Morrison said his office carefully vetted the students who asked for nominations to the various military academies, including using a committee of veterans to review their records.
“I occasionally come across some of these ‘kids.’ It just kind of validates the good feeling we had about nominating them,” he said.
Curriera, who credits her parents for her strong start, said she was grateful for the chance to attend a top-flight school and to relieve them of the cost of tuition.
150 women in class
She entered West Point in the fall of 1986, one of about 150 women in a field of 1,350 cadets who formed the 188th graduating class. Her future — and now former — husband was a fellow cadet.
The couple visited Pasco in 1988, after their sophomore year.
In an interview with the Herald, the couple described a heavy class load that would overwhelm most college students — seven classes per semester and a scripted day that typically began at 5 a.m. and didn’t end until 10 p.m.
By the end of their sophomore year, the couple estimated about 400 students had dropped out.
The summer of 1988 was pivotal for the class of 1990.
They were about to start their junior year, when West Point cadets commit to finishing their degrees and to serving at least five years in the military.
For Curriera, there was no question that she’d keep going.
“I’ve never quit anything in my life. I’ve come to the end of things, but I’ve never quit anything,” Curriera said.
She graduated in 1990 with a bachelor’s degree in engineering, which is standard for all cadets, and in educational psychology.
The combination set the stage for a career focused on the human resources management side of the military.

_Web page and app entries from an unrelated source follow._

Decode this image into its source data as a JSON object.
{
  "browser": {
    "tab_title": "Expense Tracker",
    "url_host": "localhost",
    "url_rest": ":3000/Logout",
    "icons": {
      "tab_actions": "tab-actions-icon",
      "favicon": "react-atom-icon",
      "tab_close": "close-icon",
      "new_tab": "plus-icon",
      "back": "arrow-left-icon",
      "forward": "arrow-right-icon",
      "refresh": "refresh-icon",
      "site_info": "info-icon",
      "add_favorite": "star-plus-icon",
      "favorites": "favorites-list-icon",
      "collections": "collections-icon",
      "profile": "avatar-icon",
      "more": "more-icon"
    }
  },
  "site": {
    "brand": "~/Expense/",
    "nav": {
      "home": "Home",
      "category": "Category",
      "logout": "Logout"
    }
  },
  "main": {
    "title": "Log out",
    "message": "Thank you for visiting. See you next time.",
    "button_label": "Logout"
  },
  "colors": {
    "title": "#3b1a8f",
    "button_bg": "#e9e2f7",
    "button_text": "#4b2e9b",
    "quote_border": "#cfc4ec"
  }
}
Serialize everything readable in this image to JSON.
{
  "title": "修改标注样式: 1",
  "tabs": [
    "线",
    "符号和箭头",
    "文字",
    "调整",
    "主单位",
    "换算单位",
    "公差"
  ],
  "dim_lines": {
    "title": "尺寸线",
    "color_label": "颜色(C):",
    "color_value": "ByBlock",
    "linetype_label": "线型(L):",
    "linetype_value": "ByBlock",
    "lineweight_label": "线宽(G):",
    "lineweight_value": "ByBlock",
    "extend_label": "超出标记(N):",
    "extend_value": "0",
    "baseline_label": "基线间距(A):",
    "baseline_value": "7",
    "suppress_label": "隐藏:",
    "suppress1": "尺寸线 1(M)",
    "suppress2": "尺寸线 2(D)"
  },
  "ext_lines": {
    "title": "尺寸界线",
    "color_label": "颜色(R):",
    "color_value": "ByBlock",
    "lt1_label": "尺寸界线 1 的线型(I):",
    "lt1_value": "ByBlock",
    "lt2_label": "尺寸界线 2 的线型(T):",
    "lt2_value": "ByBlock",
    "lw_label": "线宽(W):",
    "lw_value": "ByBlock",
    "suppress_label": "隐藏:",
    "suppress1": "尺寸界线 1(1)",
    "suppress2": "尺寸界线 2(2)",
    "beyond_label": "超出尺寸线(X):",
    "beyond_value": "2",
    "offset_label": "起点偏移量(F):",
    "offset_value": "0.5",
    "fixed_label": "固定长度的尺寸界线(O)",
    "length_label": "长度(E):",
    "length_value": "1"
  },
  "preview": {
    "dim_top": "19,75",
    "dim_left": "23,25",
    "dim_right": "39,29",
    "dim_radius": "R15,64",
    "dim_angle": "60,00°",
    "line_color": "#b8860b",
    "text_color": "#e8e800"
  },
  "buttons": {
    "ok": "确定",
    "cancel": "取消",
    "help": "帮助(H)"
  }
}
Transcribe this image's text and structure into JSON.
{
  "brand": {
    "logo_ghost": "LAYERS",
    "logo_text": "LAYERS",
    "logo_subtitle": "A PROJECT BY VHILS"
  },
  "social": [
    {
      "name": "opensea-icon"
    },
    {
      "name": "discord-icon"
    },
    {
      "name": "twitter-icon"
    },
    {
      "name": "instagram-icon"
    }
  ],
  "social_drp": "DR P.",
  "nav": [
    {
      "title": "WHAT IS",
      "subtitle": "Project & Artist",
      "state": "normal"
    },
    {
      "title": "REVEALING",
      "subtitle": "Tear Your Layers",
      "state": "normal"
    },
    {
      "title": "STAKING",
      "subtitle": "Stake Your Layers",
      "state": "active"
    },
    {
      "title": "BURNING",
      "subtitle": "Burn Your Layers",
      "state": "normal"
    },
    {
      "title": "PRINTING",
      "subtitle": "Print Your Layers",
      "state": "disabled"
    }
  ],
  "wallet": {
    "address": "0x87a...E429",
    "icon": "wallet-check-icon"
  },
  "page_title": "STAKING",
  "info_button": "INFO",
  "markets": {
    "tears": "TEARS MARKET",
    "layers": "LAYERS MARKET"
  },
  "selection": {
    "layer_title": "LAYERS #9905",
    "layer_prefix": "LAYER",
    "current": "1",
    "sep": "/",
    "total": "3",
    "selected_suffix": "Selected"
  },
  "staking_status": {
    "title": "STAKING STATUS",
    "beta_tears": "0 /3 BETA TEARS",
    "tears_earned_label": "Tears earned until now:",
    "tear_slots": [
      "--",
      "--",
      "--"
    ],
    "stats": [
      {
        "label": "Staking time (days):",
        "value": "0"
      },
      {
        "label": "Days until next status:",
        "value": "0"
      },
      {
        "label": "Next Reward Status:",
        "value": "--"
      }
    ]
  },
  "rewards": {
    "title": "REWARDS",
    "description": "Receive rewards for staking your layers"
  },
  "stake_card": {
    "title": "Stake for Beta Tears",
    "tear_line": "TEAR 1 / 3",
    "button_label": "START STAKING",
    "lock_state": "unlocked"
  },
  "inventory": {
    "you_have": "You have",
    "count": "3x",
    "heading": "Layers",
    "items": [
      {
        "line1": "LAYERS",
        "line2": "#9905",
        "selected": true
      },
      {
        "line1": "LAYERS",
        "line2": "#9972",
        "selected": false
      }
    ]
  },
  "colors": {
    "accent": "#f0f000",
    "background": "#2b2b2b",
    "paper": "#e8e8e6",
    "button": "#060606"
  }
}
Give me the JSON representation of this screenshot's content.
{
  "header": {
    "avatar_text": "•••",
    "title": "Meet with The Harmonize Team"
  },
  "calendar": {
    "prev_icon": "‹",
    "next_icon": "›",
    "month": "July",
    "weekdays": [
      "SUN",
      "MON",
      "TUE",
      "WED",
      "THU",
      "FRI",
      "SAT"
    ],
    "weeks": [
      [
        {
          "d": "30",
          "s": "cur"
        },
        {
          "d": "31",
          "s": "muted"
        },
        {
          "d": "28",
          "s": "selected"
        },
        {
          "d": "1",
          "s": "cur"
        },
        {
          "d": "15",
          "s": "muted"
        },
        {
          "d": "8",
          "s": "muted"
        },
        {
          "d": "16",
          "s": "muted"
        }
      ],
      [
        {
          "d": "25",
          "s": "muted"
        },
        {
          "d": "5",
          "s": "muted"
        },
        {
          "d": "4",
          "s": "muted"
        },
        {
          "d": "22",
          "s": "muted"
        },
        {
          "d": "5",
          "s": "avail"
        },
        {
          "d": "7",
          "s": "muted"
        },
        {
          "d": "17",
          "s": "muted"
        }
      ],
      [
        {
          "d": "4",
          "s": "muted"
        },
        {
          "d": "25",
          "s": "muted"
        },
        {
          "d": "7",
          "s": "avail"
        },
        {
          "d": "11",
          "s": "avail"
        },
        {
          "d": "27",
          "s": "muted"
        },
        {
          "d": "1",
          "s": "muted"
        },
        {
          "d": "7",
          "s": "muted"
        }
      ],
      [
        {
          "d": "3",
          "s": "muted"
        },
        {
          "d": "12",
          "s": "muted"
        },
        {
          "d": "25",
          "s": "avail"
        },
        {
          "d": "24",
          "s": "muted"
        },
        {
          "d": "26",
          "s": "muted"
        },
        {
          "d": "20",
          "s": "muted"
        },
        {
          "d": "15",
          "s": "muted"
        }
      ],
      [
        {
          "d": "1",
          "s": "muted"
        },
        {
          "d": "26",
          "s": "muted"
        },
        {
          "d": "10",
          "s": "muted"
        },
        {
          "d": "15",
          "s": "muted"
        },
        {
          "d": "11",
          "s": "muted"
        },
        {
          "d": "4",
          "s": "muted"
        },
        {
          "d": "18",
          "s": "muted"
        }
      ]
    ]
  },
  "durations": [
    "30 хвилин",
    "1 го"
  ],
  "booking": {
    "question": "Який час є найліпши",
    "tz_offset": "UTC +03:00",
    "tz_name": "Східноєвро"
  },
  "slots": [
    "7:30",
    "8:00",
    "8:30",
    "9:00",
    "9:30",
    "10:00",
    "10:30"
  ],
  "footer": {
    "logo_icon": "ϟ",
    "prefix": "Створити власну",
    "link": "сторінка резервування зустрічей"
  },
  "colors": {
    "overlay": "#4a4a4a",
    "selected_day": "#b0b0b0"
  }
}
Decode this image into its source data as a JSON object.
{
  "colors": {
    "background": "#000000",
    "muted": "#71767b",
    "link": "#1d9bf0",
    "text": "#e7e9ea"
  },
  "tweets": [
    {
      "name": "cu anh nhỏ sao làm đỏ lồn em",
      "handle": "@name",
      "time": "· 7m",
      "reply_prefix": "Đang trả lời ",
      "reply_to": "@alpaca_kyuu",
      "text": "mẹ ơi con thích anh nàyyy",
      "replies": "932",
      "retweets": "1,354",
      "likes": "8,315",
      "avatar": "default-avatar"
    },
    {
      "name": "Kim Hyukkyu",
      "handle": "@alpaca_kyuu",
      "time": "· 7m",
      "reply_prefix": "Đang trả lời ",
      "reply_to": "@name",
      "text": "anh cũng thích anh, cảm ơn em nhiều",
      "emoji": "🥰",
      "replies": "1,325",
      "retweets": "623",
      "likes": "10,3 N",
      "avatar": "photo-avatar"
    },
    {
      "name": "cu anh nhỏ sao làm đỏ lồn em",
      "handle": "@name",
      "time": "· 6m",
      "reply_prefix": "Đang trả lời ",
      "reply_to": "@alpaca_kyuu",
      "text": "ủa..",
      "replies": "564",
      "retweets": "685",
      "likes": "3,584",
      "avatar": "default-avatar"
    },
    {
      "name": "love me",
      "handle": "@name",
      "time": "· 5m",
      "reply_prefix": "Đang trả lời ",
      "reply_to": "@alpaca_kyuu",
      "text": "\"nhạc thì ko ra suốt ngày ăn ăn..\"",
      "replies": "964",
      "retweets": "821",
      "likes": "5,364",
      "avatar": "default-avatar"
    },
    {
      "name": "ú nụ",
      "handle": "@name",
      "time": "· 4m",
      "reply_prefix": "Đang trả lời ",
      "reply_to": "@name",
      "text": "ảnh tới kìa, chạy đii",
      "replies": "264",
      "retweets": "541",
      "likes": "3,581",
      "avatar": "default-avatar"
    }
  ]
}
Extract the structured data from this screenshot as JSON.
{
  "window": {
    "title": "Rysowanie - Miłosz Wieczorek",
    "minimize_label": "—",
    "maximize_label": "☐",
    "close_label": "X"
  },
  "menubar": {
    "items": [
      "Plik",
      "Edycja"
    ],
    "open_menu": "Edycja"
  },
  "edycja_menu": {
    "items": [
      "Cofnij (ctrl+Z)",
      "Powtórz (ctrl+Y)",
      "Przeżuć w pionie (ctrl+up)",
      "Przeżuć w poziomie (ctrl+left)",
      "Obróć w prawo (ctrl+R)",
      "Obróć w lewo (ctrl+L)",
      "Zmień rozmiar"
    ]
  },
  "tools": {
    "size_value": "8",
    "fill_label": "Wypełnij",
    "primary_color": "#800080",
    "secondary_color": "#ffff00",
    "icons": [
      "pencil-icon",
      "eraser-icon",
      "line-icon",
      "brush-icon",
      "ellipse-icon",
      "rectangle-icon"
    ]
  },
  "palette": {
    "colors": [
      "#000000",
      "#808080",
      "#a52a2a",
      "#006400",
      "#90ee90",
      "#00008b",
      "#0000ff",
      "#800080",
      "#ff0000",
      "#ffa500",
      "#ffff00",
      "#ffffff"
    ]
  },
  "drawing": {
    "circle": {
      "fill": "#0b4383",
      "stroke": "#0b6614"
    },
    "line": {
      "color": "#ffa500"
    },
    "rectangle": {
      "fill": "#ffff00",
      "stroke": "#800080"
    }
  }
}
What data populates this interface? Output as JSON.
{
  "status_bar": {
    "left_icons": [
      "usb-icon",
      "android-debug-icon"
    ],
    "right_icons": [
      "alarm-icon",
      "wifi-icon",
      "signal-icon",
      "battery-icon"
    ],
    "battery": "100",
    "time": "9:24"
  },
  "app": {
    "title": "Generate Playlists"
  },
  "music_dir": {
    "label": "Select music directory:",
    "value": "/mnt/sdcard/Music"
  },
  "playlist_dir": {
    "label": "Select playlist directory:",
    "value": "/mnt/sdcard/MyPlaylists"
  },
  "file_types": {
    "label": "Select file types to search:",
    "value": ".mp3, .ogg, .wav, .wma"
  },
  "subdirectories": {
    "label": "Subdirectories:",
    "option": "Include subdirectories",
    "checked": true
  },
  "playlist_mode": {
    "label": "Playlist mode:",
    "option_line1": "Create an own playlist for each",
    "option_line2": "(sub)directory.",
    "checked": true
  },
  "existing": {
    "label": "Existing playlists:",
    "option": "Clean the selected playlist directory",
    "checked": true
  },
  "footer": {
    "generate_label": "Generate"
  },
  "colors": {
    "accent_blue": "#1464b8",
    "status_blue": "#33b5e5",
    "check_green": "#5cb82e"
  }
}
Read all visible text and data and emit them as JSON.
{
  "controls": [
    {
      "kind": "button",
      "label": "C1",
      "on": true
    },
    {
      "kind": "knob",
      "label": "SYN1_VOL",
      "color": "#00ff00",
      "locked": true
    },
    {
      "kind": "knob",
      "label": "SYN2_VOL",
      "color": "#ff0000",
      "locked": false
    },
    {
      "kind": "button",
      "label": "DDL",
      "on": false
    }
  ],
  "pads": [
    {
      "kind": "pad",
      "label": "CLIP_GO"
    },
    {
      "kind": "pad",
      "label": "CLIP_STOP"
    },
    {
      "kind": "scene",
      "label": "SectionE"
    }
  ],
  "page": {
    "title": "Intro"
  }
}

She was commissioned as a second lieutenant in the Army Signal Corps in Germany and married that year as well.
As her responsibilities grew, she moved to posts from Kentucky and Louisiana to Japan and South Korea, with multiple stops at the Pentagon and advanced degrees from the War College.
Balancing family, career
The Currieras planned a family in concert with their careers. The moment came in 2002 when she was up for her first Pentagon position.
She discussed her plans and desire to balance work and family with her future boss.
She joined the General Officer Management Office and her son was born in Bethesda.
Her daughter was born a few years later, when she was serving with the Army’s Network Enterprise Technology Command in Yongsan, South Korea.
Curriera said she always felt supported as she blended family and career.
“I’ve never had any issues,” she said.
Her son is a senior in high school and her daughter is a freshman. Neither is interested in the military, she said.
If there’s a lesson in her success, Curreira said it lies in the value of seizing opportunities, even the unexpected ones.
She encourages students who are interested in the military to consider seeking an appointment to one of the academies.
It’s not for everyone, but students with good grades and well-rounded backgrounds can be good candidates. Sports help too.
“You’ve kind of got to be an athlete, at least at West Point,” she said.
ROTC is another strong option for students. That is the avenue the Tri-Cities’ “other” general took. Richland’s Jim Mattis attended Central Washington University as a ROTC student before embarking on his Marine career.
Curriera said she hasn’t had a chance to meet Mattis but of course worked for him until his tenure as secretary of Defense ended in December.
“I have worked for him, but he probably doesn’t know it,” she said.
Currieras parents now are retired and live in Pasco. She said she visits and at one point imagined retiring to the farm where she grew up, which has been sold and parceled out.
In 2006, she and her now-former husband purchased the 20-acre site where she’d hoped her parents would build a house, overlooking the Columbia River, Hanford and Rattlesnake Mountain.
They intended to build a retirement home there.
With the passage of time and a divorce, she said it’s less clear that she’ll follow that path.
Online readers can hear more about Brig. Gen Curriera in Ever Forward, Never Backward, a two-part interview conducted by Angela Furubotten-LaRosee of AVEA Financial Planning, a Tri-City firm. Furubotten-LaRosee and Curriera have been friends since high school.